■ Work instruction ■
Where the data below has the string "sphvm", return the whole line.

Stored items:
###

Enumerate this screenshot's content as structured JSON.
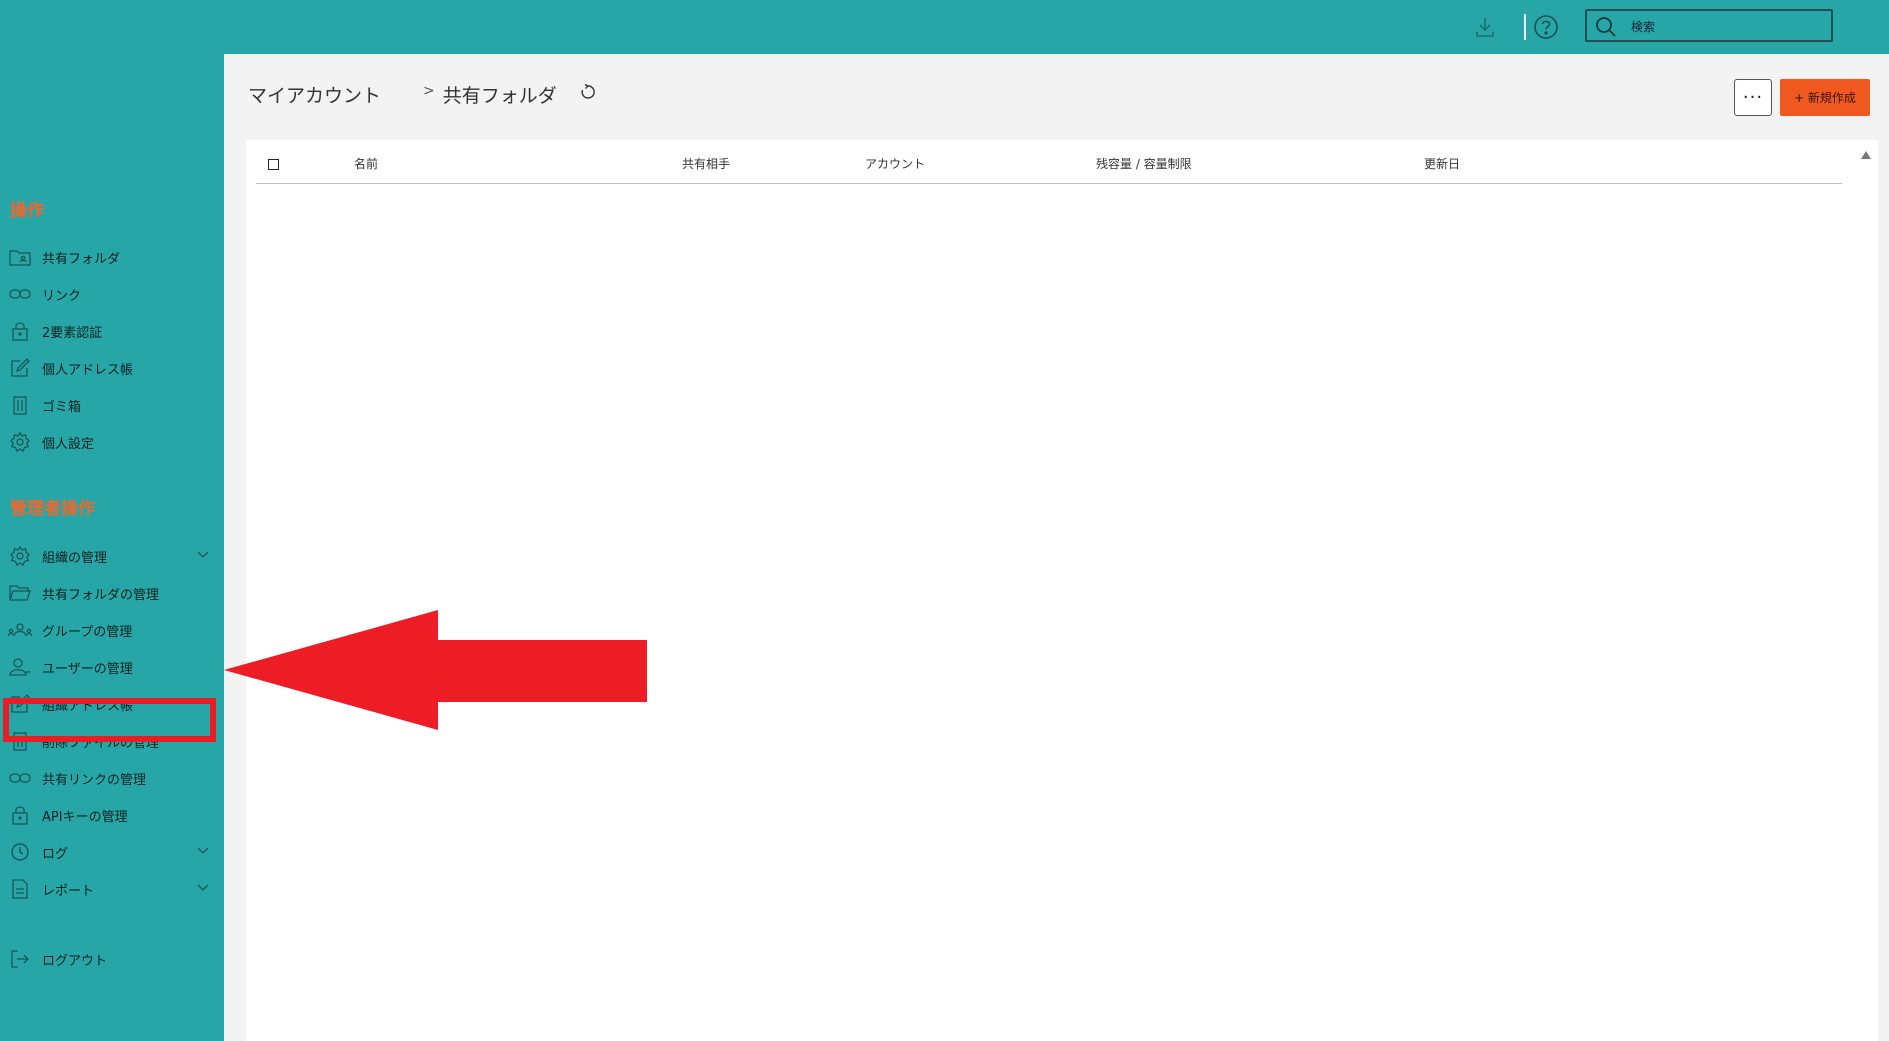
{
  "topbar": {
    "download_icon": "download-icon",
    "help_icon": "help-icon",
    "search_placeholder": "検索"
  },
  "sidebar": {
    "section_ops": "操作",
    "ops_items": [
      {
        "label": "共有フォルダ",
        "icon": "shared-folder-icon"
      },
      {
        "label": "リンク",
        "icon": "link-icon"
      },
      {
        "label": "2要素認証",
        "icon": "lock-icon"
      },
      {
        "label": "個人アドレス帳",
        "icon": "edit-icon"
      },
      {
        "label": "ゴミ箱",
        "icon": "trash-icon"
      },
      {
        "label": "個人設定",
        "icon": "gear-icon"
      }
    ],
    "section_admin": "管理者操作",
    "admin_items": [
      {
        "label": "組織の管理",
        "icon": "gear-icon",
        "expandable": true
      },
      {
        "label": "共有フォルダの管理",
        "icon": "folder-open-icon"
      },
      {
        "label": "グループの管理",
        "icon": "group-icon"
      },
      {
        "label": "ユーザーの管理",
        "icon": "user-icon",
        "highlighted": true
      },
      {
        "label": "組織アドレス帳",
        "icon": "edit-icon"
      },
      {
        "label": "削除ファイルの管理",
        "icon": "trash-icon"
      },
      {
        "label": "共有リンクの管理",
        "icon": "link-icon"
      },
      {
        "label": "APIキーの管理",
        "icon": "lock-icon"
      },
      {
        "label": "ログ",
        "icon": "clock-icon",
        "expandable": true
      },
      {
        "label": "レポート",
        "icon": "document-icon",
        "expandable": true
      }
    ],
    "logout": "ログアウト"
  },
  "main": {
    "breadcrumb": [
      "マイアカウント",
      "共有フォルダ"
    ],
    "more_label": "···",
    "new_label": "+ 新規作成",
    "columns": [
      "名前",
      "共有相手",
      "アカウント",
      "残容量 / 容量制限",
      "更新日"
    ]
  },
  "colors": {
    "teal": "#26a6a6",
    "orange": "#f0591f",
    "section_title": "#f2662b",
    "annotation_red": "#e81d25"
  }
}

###

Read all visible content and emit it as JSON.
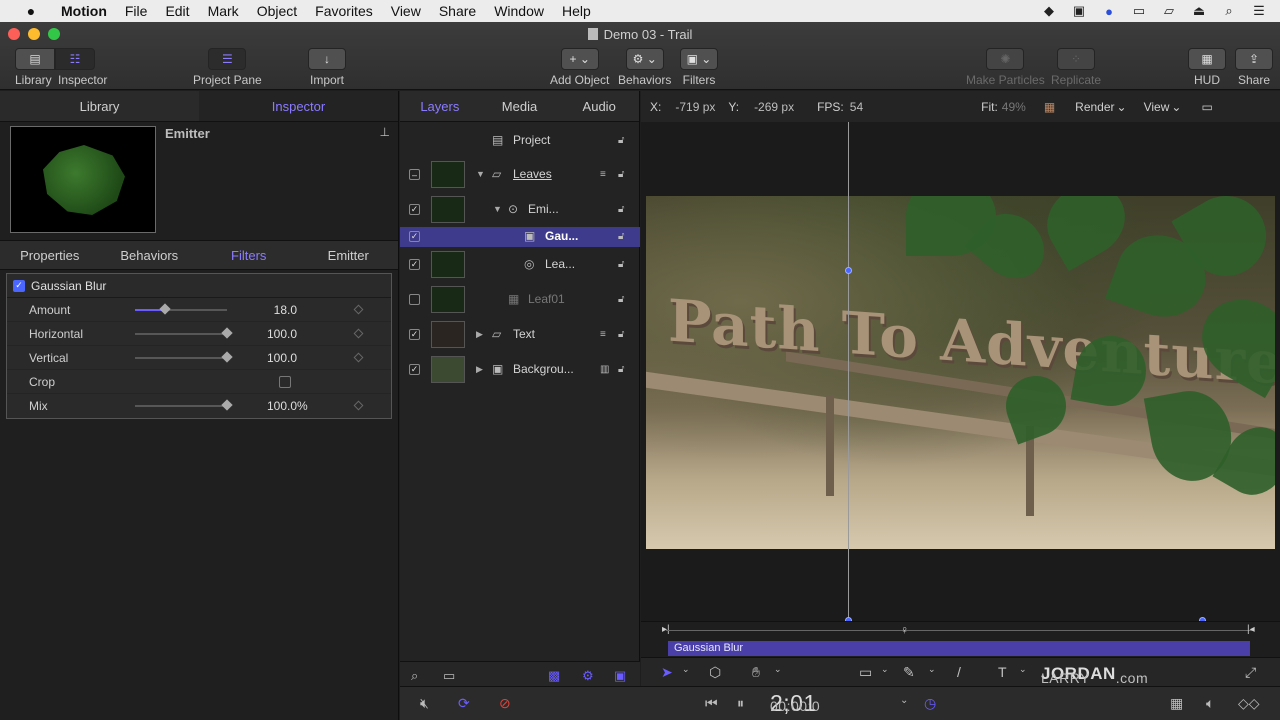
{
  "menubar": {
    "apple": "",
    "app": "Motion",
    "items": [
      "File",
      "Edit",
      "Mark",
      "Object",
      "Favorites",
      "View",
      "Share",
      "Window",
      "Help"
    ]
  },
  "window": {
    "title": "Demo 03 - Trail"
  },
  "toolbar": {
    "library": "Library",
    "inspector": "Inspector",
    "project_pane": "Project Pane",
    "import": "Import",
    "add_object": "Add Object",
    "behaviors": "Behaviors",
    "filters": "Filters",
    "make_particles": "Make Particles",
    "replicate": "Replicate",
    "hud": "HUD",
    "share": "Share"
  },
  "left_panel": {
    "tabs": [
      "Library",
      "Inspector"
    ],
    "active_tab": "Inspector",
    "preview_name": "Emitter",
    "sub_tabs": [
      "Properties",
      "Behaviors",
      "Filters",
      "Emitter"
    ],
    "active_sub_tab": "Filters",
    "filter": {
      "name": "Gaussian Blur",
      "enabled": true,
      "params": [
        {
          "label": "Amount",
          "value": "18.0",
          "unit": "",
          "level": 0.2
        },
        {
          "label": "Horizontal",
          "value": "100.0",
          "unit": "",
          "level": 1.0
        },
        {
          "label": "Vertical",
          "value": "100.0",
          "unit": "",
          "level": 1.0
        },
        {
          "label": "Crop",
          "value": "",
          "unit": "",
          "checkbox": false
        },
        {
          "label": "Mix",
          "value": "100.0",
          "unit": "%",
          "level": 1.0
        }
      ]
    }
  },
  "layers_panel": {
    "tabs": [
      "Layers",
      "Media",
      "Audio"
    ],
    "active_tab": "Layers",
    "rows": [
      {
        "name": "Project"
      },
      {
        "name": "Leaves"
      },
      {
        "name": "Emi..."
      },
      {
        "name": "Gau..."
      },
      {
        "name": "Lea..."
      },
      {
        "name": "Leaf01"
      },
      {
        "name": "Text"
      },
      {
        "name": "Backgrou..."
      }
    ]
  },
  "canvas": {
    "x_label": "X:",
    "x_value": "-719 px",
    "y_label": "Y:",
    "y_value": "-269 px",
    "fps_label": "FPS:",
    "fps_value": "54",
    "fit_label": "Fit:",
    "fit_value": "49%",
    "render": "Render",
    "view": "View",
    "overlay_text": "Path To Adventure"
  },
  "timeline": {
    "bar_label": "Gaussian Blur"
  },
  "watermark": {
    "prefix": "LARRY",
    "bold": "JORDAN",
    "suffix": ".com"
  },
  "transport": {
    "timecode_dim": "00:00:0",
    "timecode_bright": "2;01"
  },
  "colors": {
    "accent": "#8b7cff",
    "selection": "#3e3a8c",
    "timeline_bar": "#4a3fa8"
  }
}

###

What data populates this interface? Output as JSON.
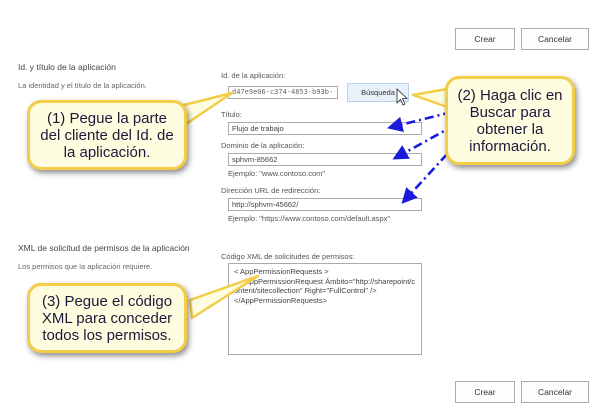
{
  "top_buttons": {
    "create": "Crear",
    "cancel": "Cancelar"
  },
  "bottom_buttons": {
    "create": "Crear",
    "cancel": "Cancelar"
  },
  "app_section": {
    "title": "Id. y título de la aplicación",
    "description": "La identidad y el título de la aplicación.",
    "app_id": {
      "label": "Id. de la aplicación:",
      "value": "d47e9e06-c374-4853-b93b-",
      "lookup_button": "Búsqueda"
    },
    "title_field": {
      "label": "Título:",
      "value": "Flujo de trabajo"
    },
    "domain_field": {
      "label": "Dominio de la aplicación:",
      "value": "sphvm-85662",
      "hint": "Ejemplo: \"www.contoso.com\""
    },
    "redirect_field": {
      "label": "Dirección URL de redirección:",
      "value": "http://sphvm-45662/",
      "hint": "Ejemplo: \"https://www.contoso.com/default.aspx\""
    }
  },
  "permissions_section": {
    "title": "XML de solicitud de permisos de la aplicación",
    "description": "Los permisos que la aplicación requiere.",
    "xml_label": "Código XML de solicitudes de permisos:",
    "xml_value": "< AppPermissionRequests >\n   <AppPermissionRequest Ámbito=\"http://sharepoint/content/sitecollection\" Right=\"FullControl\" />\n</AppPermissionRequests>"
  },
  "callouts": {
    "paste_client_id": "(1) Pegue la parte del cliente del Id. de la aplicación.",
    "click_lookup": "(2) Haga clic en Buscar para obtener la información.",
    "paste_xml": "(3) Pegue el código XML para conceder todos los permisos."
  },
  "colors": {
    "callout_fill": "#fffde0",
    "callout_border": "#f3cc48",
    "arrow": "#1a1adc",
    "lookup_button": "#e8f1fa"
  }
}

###

■ Expected output ■
      "value": "sphvm-85662",
      "value": "http://sphvm-45662/",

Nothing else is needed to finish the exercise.